Kantian Obligation

Kantian ethics is explicitly governed by a spirit of universality. Universality is the one principle that drives everything else. Arguably, a concern for universality has been implicit in rational ethics since Plato and Aristotle, but Kant made it explicit and absolutely central; formulated it in a more rigorous way; and suggested several informal tests for it (the different formulations of the categorical imperative) that could be used in deliberation. Because it is possible to test maxims for compliance with the categorical imperative, Kant’s one principle can actually serve as a criterion, unlike Plato’s undefinable Good.

Universality implies no exceptions, so it can underwrite a kind of unconditional moral necessity that had no precedent in rational ethics before Kant. It seems that Kant wanted to contest Aristotle’s conclusion that ethics can never be an exact science. Kant borrowed talk about duty from what Brandom has called the traditional one-sided authority-obedience model of morality, but gave it new, rational, universal content. For Kant, every ethical decision should be approached as an instance and application of universal law. This means that in deliberation, we are not just deciding for ourselves what is right here and now, but what would be right for any rational being in similar circumstances. Kant wants us to act as universal legislators, and to respect the principle of humanity in every person.

There is something compelling about this, even for a convinced Aristotelian such as myself. Kant really did come up with something new. But also, Aristotelian sensitivity to particulars has been to an extent historically abused and hijacked by people with “particularist” agendas that Aristotle did not countenance, so a nudge in the direction of universality and respect for all humans is a welcome corrective.

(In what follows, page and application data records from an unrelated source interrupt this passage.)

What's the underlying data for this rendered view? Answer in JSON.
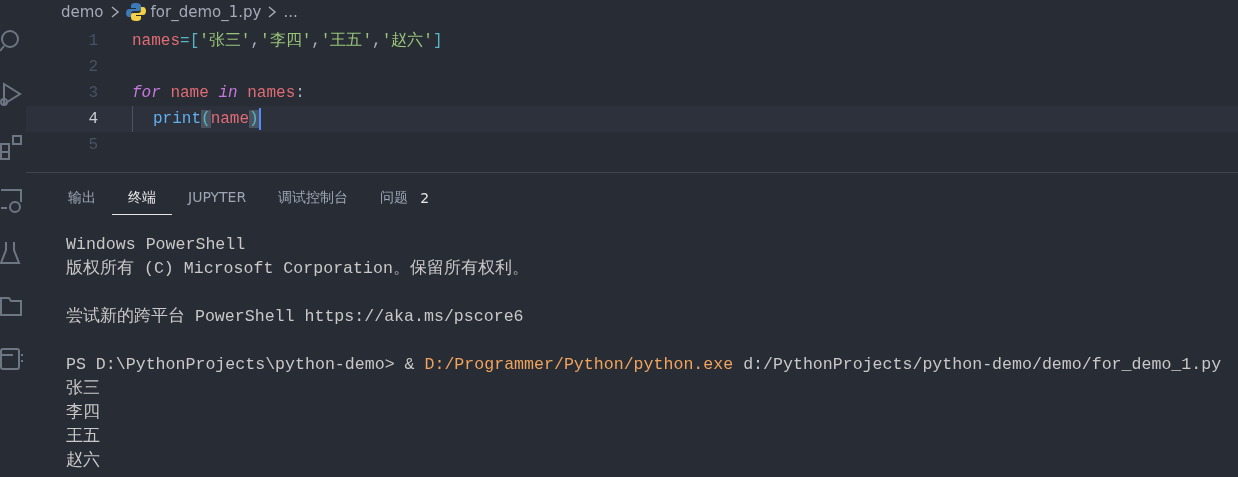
{
  "breadcrumb": {
    "folder": "demo",
    "file": "for_demo_1.py",
    "more": "..."
  },
  "editor": {
    "lines": [
      {
        "number": "1",
        "current": false,
        "indented": false,
        "cursor": false,
        "tokens": [
          {
            "text": "names",
            "kind": "variable"
          },
          {
            "text": "=",
            "kind": "operator"
          },
          {
            "text": "[",
            "kind": "bracket"
          },
          {
            "text": "'张三'",
            "kind": "string"
          },
          {
            "text": ",",
            "kind": "punct"
          },
          {
            "text": "'李四'",
            "kind": "string"
          },
          {
            "text": ",",
            "kind": "punct"
          },
          {
            "text": "'王五'",
            "kind": "string"
          },
          {
            "text": ",",
            "kind": "punct"
          },
          {
            "text": "'赵六'",
            "kind": "string"
          },
          {
            "text": "]",
            "kind": "bracket"
          }
        ]
      },
      {
        "number": "2",
        "current": false,
        "indented": false,
        "cursor": false
      },
      {
        "number": "3",
        "current": false,
        "indented": false,
        "cursor": false,
        "tokens": [
          {
            "text": "for",
            "kind": "keyword"
          },
          {
            "text": " name",
            "kind": "variable"
          },
          {
            "text": " in",
            "kind": "keyword"
          },
          {
            "text": " names",
            "kind": "variable"
          },
          {
            "text": ":",
            "kind": "punct"
          }
        ]
      },
      {
        "number": "4",
        "current": true,
        "indented": true,
        "cursor": true,
        "tokens": [
          {
            "text": "print",
            "kind": "function"
          },
          {
            "text": "(",
            "kind": "paren",
            "matched": true
          },
          {
            "text": "name",
            "kind": "variable"
          },
          {
            "text": ")",
            "kind": "paren",
            "matched": true
          }
        ]
      },
      {
        "number": "5",
        "current": false,
        "indented": false,
        "cursor": false
      }
    ]
  },
  "panel": {
    "tabs": [
      {
        "label": "输出",
        "selected": false
      },
      {
        "label": "终端",
        "selected": true
      },
      {
        "label": "JUPYTER",
        "selected": false
      },
      {
        "label": "调试控制台",
        "selected": false
      },
      {
        "label": "问题",
        "selected": false,
        "count": "2"
      }
    ],
    "terminal": [
      {
        "gap_before": false,
        "segments": [
          {
            "text": "Windows PowerShell",
            "kind": "plain"
          }
        ]
      },
      {
        "gap_before": false,
        "segments": [
          {
            "text": "版权所有 (C) Microsoft Corporation。保留所有权利。",
            "kind": "plain"
          }
        ]
      },
      {
        "gap_before": true,
        "segments": [
          {
            "text": "尝试新的跨平台 PowerShell https://aka.ms/pscore6",
            "kind": "plain"
          }
        ]
      },
      {
        "gap_before": true,
        "segments": [
          {
            "text": "PS D:\\PythonProjects\\python-demo> & ",
            "kind": "plain"
          },
          {
            "text": "D:/Programmer/Python/python.exe",
            "kind": "command"
          },
          {
            "text": " d:/PythonProjects/python-demo/demo/for_demo_1.py",
            "kind": "plain"
          }
        ]
      },
      {
        "gap_before": false,
        "segments": [
          {
            "text": "张三",
            "kind": "plain"
          }
        ]
      },
      {
        "gap_before": false,
        "segments": [
          {
            "text": "李四",
            "kind": "plain"
          }
        ]
      },
      {
        "gap_before": false,
        "segments": [
          {
            "text": "王五",
            "kind": "plain"
          }
        ]
      },
      {
        "gap_before": false,
        "segments": [
          {
            "text": "赵六",
            "kind": "plain"
          }
        ]
      }
    ]
  }
}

This is not the end of the story. As I’ve noted numerous times, the absolute necessity of the categorical imperative applies only at an extremely abstract level, quite some distance from real-world application. I think this is at the core of Hegel’s impatience with Kantian “formalism”. Hegel is not quite fair to Kant, but Kant often seemed to want to claim he had reduced the whole of ethics to necessity, while directing our attention away from the parts he actually left open.

Next, I need to take a closer look at Kantian maxims, which are supposed to provide the bridge to real life. (See also Categorical Imperative; Kant’s Groundwork; Necessity in Normativity; Deontic; Binding.)